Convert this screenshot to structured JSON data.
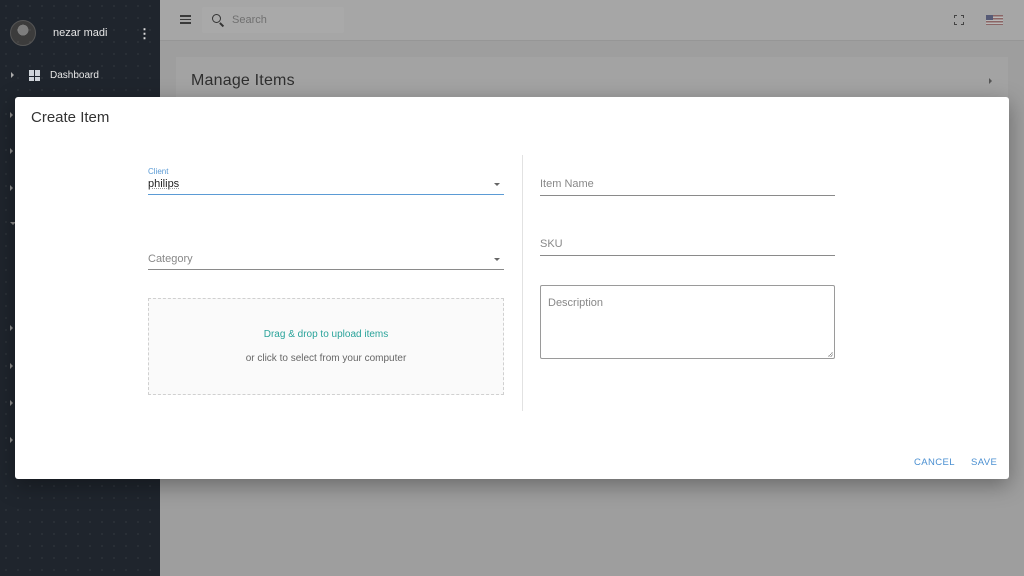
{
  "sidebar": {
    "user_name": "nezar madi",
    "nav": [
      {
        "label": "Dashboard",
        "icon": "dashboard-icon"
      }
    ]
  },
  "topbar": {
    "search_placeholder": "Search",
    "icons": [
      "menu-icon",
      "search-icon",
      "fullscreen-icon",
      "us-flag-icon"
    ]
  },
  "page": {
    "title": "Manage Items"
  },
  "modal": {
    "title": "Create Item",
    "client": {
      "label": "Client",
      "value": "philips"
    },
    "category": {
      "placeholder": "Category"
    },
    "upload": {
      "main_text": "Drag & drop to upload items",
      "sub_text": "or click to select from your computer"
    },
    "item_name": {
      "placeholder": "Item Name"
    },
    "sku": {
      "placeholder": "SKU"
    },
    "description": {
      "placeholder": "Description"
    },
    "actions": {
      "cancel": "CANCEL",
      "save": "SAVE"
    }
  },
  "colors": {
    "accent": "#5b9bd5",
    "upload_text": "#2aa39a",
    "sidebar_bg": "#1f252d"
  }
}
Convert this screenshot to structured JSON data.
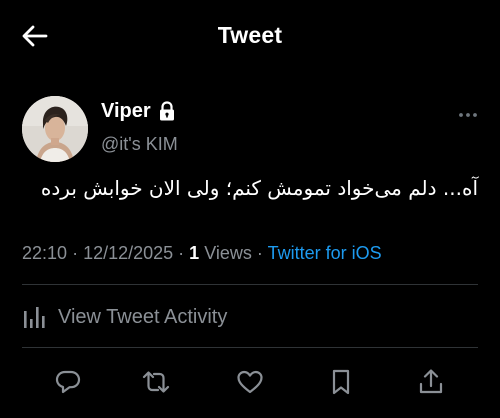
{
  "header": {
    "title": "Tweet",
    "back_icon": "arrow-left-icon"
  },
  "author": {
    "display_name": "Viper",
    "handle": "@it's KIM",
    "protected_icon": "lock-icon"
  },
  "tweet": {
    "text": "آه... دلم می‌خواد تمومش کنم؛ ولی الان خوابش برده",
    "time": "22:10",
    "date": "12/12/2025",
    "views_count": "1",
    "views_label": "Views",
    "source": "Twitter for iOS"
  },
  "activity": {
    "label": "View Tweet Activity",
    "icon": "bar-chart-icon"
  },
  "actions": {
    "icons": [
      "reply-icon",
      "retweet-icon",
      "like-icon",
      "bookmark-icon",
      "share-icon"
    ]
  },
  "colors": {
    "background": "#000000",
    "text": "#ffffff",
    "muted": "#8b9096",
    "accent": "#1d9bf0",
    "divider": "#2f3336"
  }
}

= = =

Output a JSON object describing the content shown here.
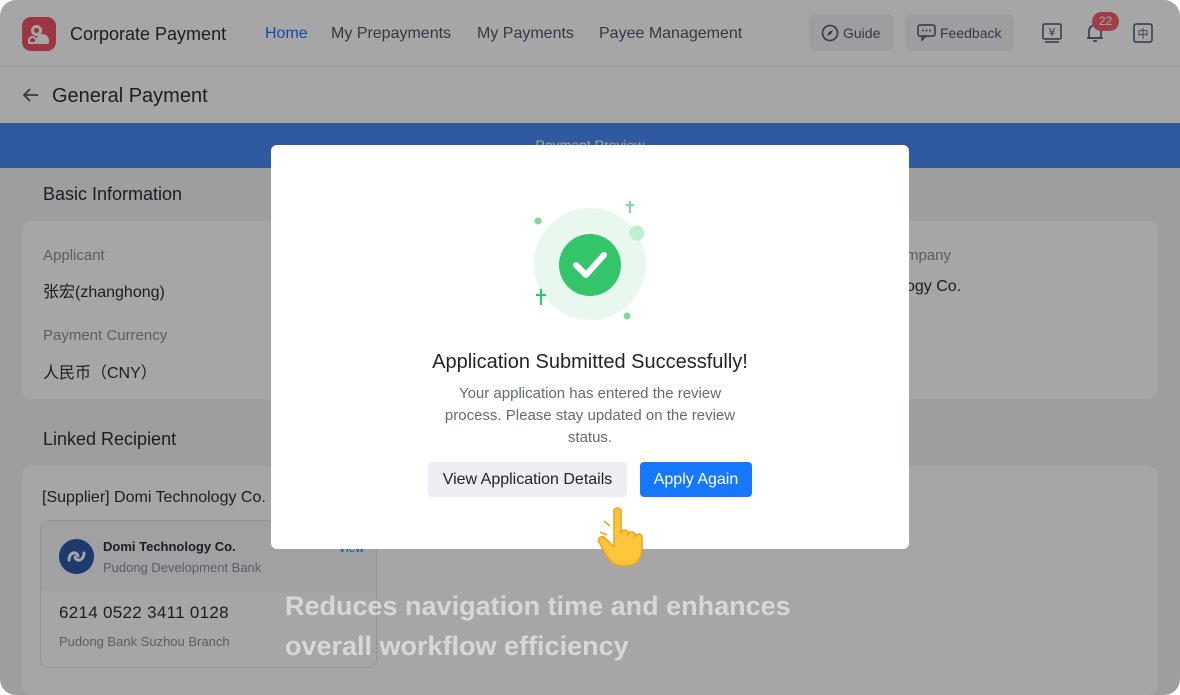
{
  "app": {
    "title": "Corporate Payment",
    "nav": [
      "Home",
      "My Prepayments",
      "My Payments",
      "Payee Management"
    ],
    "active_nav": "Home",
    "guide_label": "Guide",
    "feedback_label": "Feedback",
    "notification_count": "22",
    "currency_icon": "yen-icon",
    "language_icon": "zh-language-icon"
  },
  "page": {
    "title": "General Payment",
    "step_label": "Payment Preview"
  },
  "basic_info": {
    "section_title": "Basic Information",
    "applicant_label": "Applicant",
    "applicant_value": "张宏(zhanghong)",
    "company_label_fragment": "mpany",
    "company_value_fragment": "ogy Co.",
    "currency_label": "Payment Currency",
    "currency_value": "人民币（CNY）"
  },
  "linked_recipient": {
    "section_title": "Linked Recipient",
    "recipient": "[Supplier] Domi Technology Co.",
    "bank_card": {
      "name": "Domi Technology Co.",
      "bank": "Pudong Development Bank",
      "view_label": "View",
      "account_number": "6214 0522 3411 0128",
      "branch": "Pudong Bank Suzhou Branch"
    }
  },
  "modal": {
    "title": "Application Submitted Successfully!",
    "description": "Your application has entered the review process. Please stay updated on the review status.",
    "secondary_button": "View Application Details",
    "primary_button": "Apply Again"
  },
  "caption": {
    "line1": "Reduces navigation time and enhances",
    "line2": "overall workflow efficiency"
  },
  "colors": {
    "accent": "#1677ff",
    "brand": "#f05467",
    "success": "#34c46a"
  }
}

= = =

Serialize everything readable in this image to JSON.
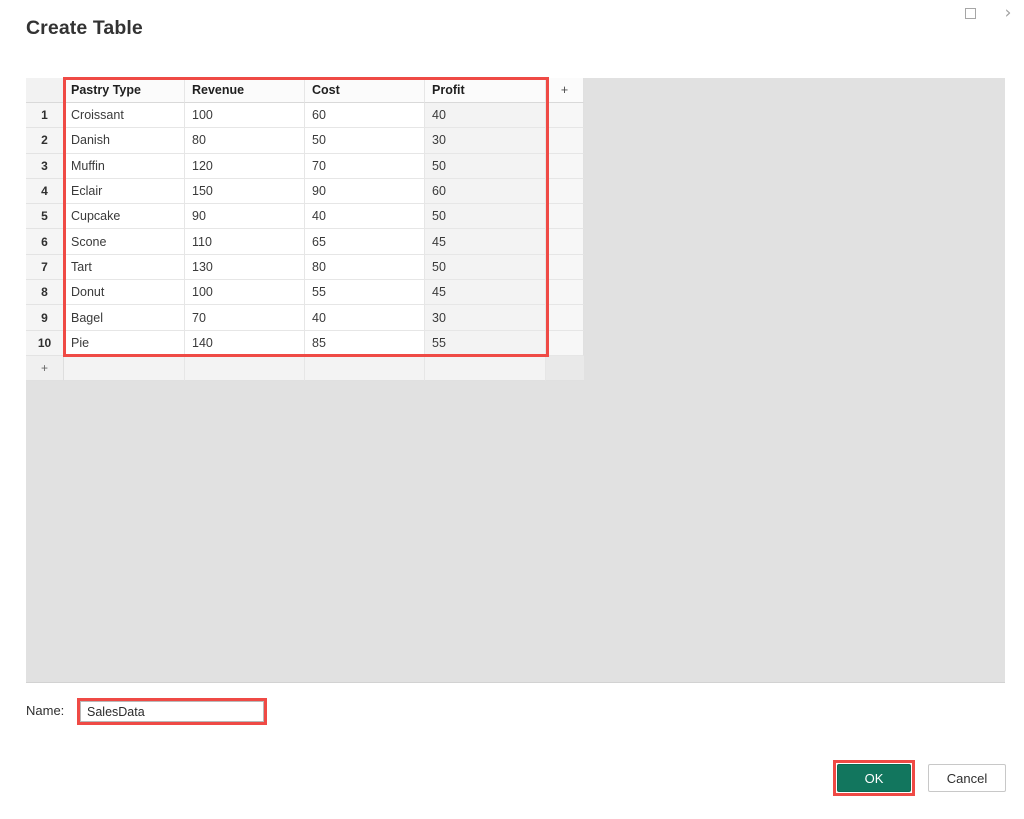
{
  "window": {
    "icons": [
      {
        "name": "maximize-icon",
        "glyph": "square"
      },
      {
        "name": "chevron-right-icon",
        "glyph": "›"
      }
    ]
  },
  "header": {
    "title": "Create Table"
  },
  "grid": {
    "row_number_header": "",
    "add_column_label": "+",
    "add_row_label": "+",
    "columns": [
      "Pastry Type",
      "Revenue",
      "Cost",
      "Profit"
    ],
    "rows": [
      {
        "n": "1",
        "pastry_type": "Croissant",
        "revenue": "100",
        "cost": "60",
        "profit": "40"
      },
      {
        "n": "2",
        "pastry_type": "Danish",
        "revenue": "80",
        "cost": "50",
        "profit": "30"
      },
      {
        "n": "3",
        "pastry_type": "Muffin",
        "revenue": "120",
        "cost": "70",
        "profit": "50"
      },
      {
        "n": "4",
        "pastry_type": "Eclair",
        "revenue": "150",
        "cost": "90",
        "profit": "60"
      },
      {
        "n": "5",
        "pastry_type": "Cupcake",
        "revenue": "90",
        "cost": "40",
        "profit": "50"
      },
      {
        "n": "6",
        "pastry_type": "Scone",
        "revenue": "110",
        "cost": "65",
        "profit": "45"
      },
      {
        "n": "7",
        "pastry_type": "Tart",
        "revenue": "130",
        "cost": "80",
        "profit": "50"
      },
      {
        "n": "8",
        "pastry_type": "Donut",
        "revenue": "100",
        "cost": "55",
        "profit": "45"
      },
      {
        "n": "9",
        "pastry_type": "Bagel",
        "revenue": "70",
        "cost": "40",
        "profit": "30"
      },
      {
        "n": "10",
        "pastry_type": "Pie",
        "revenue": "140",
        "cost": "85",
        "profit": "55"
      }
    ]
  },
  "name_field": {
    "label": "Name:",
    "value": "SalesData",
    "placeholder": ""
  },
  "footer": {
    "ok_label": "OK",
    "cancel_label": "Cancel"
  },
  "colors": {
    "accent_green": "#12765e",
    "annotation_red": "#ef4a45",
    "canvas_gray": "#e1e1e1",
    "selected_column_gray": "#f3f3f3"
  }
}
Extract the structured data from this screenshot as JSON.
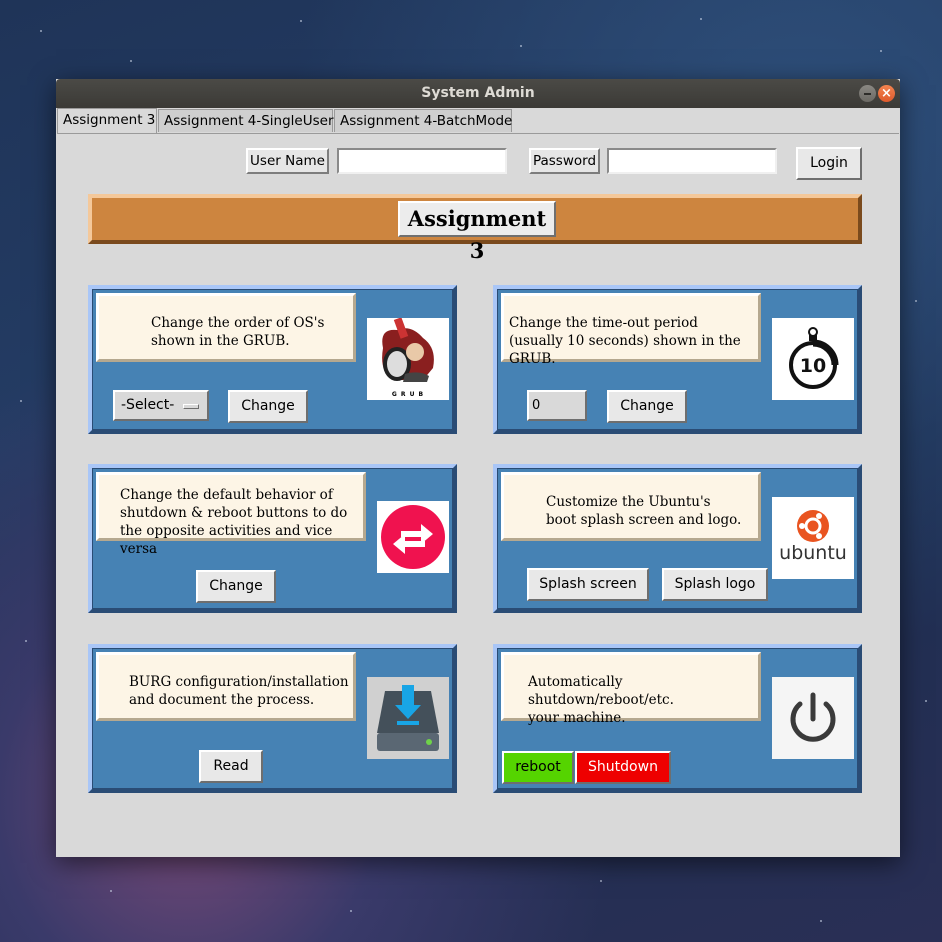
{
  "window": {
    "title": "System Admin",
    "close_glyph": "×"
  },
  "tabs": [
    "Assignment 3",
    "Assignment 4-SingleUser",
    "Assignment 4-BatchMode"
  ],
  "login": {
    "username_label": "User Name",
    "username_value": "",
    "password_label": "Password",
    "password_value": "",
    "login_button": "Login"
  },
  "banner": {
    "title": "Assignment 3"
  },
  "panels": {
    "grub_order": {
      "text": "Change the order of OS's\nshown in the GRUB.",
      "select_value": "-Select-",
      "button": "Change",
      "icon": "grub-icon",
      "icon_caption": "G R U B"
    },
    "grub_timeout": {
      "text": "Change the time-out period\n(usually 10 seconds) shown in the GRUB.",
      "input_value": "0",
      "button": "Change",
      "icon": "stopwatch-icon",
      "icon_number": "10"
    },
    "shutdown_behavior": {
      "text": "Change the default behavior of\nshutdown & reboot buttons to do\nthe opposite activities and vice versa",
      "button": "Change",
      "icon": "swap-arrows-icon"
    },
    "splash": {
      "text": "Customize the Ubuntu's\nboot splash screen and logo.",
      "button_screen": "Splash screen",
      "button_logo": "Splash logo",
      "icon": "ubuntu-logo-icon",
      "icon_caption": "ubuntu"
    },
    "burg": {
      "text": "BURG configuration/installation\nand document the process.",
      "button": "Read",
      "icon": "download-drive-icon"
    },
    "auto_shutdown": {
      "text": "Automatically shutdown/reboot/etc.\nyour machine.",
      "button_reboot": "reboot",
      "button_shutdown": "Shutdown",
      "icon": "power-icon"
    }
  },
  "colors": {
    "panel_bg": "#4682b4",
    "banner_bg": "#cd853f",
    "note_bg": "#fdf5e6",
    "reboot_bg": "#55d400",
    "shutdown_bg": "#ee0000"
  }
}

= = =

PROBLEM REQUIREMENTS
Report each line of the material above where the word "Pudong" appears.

ANSWER AREA
      "bank": "Pudong Development Bank",
      "branch": "Pudong Bank Suzhou Branch"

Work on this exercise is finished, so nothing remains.